Motion made, and Question proposed,
That a Supplementary sum, not exceeding £18,000, be granted to His Majesty, to defray the Charge which will come in course, of payment during the year ending on the 31st day of March, 1922, for the Salaries and Expenses of the Lord Advocate's Department, and other Law Charges, and the Salaries and Expenses of the Courts of Law and Justice and of Pensions Appeals Tribunals in Scotland, and Bonus on certain Statutory Salaries.
I thought that some representative of the Government would have informed the Committee as to the £18,000 which we are asked to vote. The subject raised under this Vote arose in the House some years ago, and these heavy expenses are in addition to the large sums spent by the Air Ministry in the erection of an aerodrome in Renfrewshire. I have risen to invite the Government to give the Committee some information with regard to this Estimate.
This Supplementary Estimate is a very little one. The charge is £18,000 for additional expense of law agents acting on behalf of the Air Ministry in the Renfrew aerodrome case. These law charges are always most difficult to estimate with any accuracy, as I explained in the course of the previous Supplementary Estimate. This particular case was one in which there was a dispute as to two contracts, for an acceptance park and a repair depot at Renfrew. There was a dispute as to the manner in which the work was being conducted, and finally the contractor left the site, and an arrangement was made that the work should be measured with a view to payment being made for what it was worth. On the basis of that valuation it was considered by the Government that the contractors had been overpaid to the extent of some £50,000, and action was accordingly taken to recover that amount, or, alternatively, for damages for breach of contract. That was the point which had been reached when last year's Estimate was prepared. Un- fortunately, our optimistic expectations as to the action were not fulfilled, and on the whole and on balance it went against the Government. On certain minor issues, as to the manner in which the work had been done, the Government succeeded, but on the major issues the Government failed, and the costs of the action were given against them and in favour of the defendant. That is really what has overtopped us and caused this Supplementary Estimate. It might be said, why has a single large charge resulted in a Supplementary Estimate? The answer is that we have spent up to the full on the original Estimate and consumed all other savings. We have established a new method of distributing the work amongst the law agents in Scotland, which results—and a very good result—in the accounts coming in more rapidly. There has been, therefore, a telescoping of charges into this year, an acceleration of payment, and that acceleration of payment has consumed the other savings and left us with the necessity of getting a Supplementary Estimate for the single large Vote.
I am not surprised that the Financial Secretary to the Treasury did not rise to offer any explanation of a Vote which probably he would have desired to pass sub silentio. His plea that the Vote is only a little one may appear to be quite justified in view of the large expenditure of the Government in all directions, but the principle appears to be an amazing one. First of all, we learn that all law expenses which, of course, provided a margin for contingencies, have been exhausted. That is explained as being due to some new arrangement. The sooner the old arrangements, which provided for certain saving, is restored, the better it will be for the taxpayer of the country. Secondly, the Financial Secretary says that the Renfrewshire aerodrome trouble arose because there was some dispute with the contractor, and that the amount in dispute was £50,000. Is the £18,000 exclusively for the Renfrewshire aerodrome, or is the total £28,000?

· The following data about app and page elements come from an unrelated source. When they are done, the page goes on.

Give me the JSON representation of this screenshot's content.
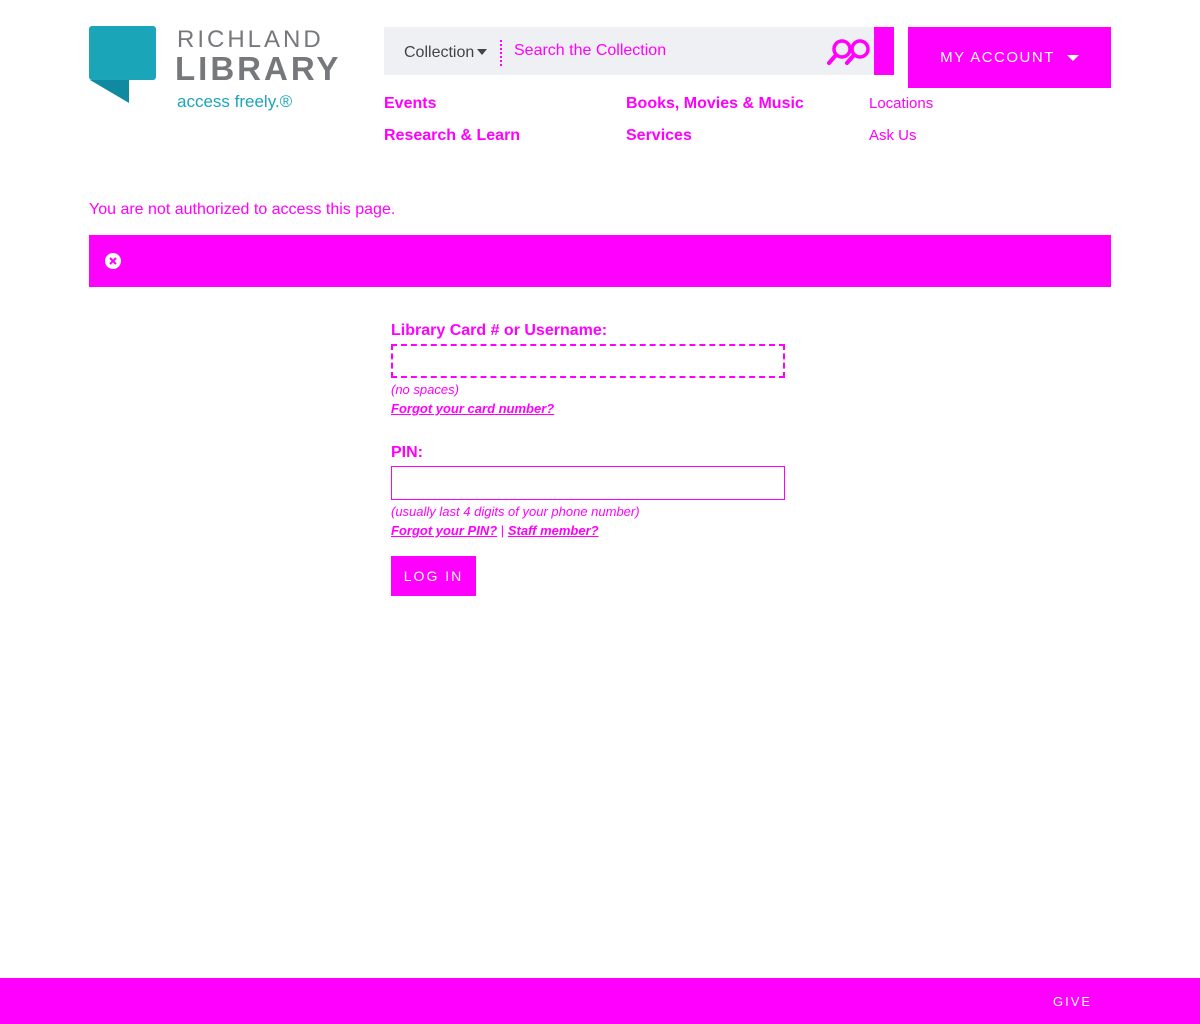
{
  "logo": {
    "line1": "RICHLAND",
    "line2": "LIBRARY",
    "tagline": "access freely.®",
    "brand_color": "#1ba5b8",
    "text_color": "#77787b"
  },
  "search": {
    "scope_label": "Collection",
    "placeholder": "Search the Collection",
    "icon": "search-icon"
  },
  "account": {
    "label": "MY ACCOUNT",
    "icon": "chevron-down-icon"
  },
  "nav": {
    "events": "Events",
    "research": "Research & Learn",
    "books": "Books, Movies & Music",
    "services": "Services",
    "locations": "Locations",
    "ask": "Ask Us"
  },
  "message": {
    "unauthorized": "You are not authorized to access this page.",
    "close_icon": "close-icon"
  },
  "login_form": {
    "card_label": "Library Card # or Username:",
    "card_value": "",
    "card_hint": "(no spaces)",
    "forgot_card": "Forgot your card number?",
    "pin_label": "PIN:",
    "pin_value": "",
    "pin_hint": "(usually last 4 digits of your phone number)",
    "forgot_pin": "Forgot your PIN?",
    "separator": "|",
    "staff": "Staff member?",
    "submit": "LOG IN"
  },
  "footer": {
    "give": "GIVE"
  },
  "colors": {
    "accent": "#ff00ff",
    "search_bg": "#eef0f3"
  }
}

We have heard that £18,000 is the total bill. That is the money we spent in the hope of recovering £50,000. Here is a law case in which the Government management was so bad that they were in the wrong; their judgment was so wrong that they pursued it, and they spent £18,000 in the false hope of recovering £50,000. I do not think it is possible to criticise them more severely than by a mere statement of the facts.

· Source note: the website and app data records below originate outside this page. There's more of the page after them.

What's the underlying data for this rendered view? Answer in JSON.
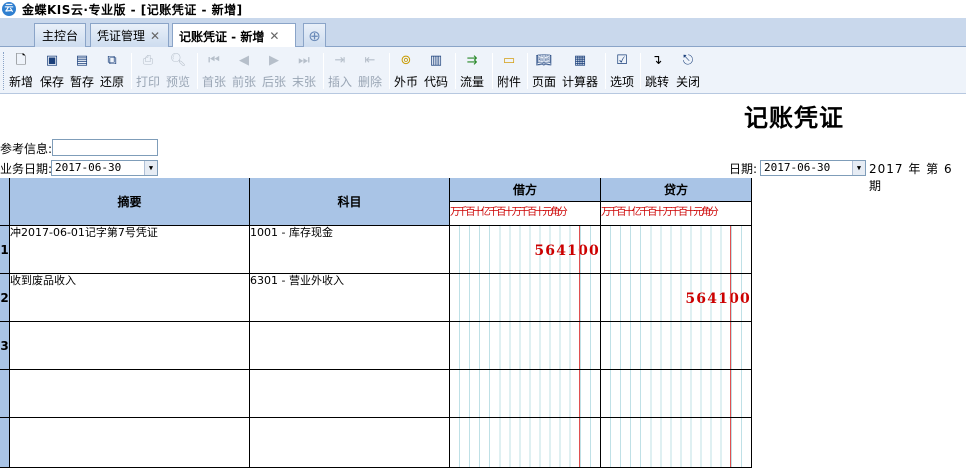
{
  "app": {
    "title": "金蝶KIS云·专业版 - [记账凭证 - 新增]",
    "logo_text": "云"
  },
  "tabs": [
    {
      "label": "主控台"
    },
    {
      "label": "凭证管理"
    },
    {
      "label": "记账凭证 - 新增"
    }
  ],
  "toolbar": {
    "new": "新增",
    "save": "保存",
    "draft": "暂存",
    "restore": "还原",
    "print": "打印",
    "preview": "预览",
    "first": "首张",
    "prev": "前张",
    "next": "后张",
    "last": "末张",
    "insert": "插入",
    "delete": "删除",
    "currency": "外币",
    "code": "代码",
    "cashflow": "流量",
    "attachment": "附件",
    "page": "页面",
    "calculator": "计算器",
    "options": "选项",
    "jump": "跳转",
    "close": "关闭"
  },
  "voucher": {
    "title": "记账凭证",
    "ref_label": "参考信息:",
    "ref_value": "",
    "biz_date_label": "业务日期:",
    "biz_date": "2017-06-30",
    "date_label": "日期:",
    "date": "2017-06-30",
    "period_text": "2017 年 第 6 期"
  },
  "grid": {
    "col_summary": "摘要",
    "col_account": "科目",
    "col_debit": "借方",
    "col_credit": "贷方",
    "units": "万千百十亿千百十万千百十元角分",
    "rows": [
      {
        "num": "1",
        "summary": "冲2017-06-01记字第7号凭证",
        "account": "1001 - 库存现金",
        "debit": "564100",
        "credit": ""
      },
      {
        "num": "2",
        "summary": "收到废品收入",
        "account": "6301 - 营业外收入",
        "debit": "",
        "credit": "564100"
      },
      {
        "num": "3",
        "summary": "",
        "account": "",
        "debit": "",
        "credit": ""
      },
      {
        "num": "",
        "summary": "",
        "account": "",
        "debit": "",
        "credit": ""
      },
      {
        "num": "",
        "summary": "",
        "account": "",
        "debit": "",
        "credit": ""
      }
    ]
  }
}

I do not know of any more blundering condition of affairs than the action of the Government in this matter. First of all, they arrested the contractor and put him in gaol with his managers. That policy was abandoned and the man was released. Then action was taken against him on the ground that he was over-paid. Charges were made against the contractor, but in the long inquiries held into the allegations the Government failed absolutely. I have no interest in the contractor and do not know him, but as the aerodrome is in my constituency I followed the case with the greatest attention. If the Government and their Law Officers had used ordinary precautions they would never have incurred this expenditure. Here we are saddled with this bill for legal charges—